Ouch. I came across this Harvard Business Review article the other day by a group of Swedish researchers (Malmstrom, Johansson and Wincent) – they recorded Venture Capitalists’ (VC) conversations and analysed how differently the VCs spoke about male and female entrepreneurs.
It’s uncomfortable reading…the language these VC guys used (and yes, no question, it will usually be guys) to describe male and females was radically different. (When writing this I accidentally wrote “tragically” instead of “radically” at first. Freudian slip? Maybe…but then maybe tragic is the right word.)
The research showed that the VCs produced typical stereotypes of women as having qualities opposite to those considered important for an entrepreneur and questioned the female entrepreneurs’ credibility, trustworthiness, experience and knowledge.
On the other hand the VCs had stereotypical beliefs about males that reinforced their entrepreneurial potential – the men were assertive, innovative, competent, experienced. Have a look at this summary :
Eh? What the…it beggars belief. Youth for men is promising, yet youth for women is inexperience? Men are being praised for being aggressive, whereas women are being savaged for being emotional? Caution from men is good, yet caution from women is risk-averse?

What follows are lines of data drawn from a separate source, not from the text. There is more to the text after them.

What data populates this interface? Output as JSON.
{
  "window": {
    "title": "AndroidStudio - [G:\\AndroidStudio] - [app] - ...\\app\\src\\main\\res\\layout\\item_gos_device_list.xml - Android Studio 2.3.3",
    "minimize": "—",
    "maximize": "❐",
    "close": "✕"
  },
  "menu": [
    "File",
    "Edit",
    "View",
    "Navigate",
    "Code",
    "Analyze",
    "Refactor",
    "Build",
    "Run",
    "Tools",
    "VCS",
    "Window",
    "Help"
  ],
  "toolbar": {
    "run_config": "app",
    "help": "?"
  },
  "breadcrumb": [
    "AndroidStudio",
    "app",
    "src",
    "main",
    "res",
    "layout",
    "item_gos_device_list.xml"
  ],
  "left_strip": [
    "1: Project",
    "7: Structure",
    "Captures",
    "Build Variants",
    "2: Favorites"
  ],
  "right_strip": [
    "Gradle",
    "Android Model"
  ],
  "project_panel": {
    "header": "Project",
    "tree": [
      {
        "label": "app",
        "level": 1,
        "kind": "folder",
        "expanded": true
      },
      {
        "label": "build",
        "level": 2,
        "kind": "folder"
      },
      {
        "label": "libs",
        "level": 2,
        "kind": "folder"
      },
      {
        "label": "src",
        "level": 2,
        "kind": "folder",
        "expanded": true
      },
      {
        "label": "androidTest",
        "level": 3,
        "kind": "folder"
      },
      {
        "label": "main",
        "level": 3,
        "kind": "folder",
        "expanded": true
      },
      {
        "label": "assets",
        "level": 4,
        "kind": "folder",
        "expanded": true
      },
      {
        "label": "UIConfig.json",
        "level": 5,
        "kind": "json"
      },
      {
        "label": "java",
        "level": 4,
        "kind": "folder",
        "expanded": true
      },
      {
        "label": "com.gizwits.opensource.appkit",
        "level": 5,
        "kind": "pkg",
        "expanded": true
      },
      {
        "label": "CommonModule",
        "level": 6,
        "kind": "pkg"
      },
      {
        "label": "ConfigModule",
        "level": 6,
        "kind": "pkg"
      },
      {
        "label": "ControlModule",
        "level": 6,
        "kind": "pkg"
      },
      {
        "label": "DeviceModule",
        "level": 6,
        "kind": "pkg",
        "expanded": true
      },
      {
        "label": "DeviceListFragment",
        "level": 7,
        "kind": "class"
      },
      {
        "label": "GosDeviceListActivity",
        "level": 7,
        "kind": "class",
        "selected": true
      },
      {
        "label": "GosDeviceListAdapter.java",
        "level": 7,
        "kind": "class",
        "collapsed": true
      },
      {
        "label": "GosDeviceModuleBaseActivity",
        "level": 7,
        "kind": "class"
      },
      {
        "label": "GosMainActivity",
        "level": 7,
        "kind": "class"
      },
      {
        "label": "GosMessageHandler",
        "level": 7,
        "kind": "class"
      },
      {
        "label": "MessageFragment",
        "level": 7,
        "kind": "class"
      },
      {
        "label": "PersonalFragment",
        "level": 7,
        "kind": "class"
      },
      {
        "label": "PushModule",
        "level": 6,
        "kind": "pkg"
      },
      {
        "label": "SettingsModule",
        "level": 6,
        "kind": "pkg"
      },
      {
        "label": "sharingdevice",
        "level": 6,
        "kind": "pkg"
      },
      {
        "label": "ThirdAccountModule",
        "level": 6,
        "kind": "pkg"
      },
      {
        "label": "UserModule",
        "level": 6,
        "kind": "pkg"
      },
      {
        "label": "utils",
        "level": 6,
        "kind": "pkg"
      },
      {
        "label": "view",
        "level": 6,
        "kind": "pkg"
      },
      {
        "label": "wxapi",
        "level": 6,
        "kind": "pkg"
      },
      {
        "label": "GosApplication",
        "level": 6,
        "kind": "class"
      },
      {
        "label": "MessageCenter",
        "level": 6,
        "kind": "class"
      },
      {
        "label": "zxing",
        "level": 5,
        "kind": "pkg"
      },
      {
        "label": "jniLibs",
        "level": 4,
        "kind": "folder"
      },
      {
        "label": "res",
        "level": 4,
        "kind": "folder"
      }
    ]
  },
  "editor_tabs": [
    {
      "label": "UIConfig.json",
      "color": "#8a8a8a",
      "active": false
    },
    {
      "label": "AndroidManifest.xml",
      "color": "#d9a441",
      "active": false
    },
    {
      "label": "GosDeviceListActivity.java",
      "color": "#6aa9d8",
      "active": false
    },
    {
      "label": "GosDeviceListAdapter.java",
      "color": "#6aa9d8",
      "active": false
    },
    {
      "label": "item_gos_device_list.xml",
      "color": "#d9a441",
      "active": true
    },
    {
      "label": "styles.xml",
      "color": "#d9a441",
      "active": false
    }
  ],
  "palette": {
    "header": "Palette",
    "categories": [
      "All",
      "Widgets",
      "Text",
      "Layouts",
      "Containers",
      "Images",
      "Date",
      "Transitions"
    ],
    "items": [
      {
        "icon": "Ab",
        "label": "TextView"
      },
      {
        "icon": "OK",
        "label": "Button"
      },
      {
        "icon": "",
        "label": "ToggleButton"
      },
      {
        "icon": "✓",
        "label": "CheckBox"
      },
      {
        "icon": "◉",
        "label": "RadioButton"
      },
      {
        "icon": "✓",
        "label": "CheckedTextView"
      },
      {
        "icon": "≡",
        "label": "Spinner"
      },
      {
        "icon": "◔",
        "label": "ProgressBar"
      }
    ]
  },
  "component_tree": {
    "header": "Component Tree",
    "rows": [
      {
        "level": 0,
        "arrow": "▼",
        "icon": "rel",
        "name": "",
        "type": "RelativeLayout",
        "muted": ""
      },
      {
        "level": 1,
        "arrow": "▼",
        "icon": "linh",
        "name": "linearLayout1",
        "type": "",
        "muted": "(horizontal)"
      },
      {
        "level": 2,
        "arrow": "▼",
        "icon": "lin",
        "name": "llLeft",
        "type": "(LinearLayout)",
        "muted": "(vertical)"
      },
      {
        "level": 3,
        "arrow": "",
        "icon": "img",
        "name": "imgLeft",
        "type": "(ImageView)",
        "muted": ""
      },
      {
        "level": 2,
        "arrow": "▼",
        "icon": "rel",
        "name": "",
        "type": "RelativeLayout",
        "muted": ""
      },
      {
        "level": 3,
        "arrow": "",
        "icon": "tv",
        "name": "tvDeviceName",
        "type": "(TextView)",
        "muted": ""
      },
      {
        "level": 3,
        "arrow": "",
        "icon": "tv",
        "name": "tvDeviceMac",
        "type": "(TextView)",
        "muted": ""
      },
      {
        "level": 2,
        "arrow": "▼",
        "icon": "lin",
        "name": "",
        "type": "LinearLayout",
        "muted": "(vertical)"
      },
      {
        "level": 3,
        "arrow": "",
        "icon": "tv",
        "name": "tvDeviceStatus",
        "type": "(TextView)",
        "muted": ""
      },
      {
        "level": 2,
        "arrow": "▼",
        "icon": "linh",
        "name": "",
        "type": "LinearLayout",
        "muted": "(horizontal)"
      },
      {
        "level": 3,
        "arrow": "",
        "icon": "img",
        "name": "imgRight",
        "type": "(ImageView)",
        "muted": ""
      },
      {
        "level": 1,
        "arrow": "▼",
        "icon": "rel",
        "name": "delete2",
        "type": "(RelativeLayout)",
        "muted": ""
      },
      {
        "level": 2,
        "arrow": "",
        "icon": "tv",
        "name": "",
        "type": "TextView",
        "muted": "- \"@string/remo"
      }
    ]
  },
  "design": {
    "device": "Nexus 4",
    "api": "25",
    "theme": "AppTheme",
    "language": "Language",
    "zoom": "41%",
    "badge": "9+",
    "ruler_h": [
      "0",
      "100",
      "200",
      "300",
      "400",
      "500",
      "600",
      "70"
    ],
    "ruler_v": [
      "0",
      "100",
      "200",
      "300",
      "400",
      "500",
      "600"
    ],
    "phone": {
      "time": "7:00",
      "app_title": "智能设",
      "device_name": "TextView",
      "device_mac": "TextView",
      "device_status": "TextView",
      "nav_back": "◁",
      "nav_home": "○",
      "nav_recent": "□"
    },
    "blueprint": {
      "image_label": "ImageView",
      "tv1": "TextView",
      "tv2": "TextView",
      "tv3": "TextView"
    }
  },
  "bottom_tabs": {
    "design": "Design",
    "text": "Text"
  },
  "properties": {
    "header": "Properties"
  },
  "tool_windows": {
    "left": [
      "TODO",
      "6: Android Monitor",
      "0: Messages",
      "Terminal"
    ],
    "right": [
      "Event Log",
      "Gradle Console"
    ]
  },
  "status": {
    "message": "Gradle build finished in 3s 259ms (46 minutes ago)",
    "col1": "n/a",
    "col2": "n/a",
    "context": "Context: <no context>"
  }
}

And of course you probably do not need to ask who got the funding…far more women than men had their funding applications dismissed, and of the rest that did get funding, yup, you’ve guessed it, the men got far more than the women.
This is unacceptable. When a funder holds in their hands the hopes and dreams of an entrepreneur and allows their biased gender viewpoints to potentially ruin that person’s dreams, it is just not on.

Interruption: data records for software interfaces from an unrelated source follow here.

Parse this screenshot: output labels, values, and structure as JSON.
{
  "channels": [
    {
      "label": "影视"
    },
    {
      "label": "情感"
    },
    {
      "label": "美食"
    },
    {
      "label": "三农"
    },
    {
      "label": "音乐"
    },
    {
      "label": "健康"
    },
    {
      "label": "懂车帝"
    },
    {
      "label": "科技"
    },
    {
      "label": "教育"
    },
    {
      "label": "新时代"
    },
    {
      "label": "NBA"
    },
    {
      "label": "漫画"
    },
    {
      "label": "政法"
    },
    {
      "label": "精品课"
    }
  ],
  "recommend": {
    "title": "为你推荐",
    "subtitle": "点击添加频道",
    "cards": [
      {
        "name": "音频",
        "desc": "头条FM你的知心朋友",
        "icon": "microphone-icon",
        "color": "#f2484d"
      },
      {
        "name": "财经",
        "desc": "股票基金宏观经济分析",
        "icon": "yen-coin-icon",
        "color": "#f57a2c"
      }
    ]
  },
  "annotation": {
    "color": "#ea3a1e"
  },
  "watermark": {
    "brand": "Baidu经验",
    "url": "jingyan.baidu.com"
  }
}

It’s fair to say there has been some recent snash in the comments section of the above article, disputing the validity of the research, questioning the statistical relevance, etc. Some of the comments may indeed be valid. But the hard facts are that inappropriate gender bias is insidiously prevalent in funding early stage female-led companies. I have been a VC. I am an investor. I see it. Every. Single. Day.
Waken up funders. Now. Women are 50% of the population and research shows that most of the economic growth globally is going to come from women from now on. I always encourage women to embrace their differences in business, encourage organisations to see that diversity and balance is massively important, but reading research like this hurts me – we have such a long way to go…😩
So what can we do? Rise up ladies, rise up. Get a bit of gender agitation going. Call people out. Loudly. Noise them up. Let’s keep working away to ensure that business support is both gender-appropriate and gender-specific for women and let’s get a lot more female business angels and female VCs investing in female-led companies.
Onwards. Upwards. Perseverance wins though every time…